Records excerpted from a collection:
*-*-*

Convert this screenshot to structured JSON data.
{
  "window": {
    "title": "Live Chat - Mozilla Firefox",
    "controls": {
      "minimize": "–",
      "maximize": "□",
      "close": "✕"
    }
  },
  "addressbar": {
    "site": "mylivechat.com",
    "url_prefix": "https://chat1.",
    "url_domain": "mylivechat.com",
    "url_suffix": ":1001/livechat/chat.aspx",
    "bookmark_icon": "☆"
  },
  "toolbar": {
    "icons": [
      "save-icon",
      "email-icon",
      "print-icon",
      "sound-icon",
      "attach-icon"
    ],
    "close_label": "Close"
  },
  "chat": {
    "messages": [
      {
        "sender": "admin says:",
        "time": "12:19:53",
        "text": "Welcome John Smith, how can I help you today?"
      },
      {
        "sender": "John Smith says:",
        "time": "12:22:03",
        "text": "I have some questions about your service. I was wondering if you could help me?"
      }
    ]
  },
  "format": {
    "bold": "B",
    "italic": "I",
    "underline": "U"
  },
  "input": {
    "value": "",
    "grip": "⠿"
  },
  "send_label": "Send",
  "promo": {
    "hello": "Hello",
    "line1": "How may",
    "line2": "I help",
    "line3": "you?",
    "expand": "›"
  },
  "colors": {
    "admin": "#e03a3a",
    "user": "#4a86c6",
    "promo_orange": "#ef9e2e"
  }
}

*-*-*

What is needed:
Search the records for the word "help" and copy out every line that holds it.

Solution to the problem:
        "text": "Welcome John Smith, how can I help you today?"
        "text": "I have some questions about your service. I was wondering if you could help me?"
    "line2": "I help",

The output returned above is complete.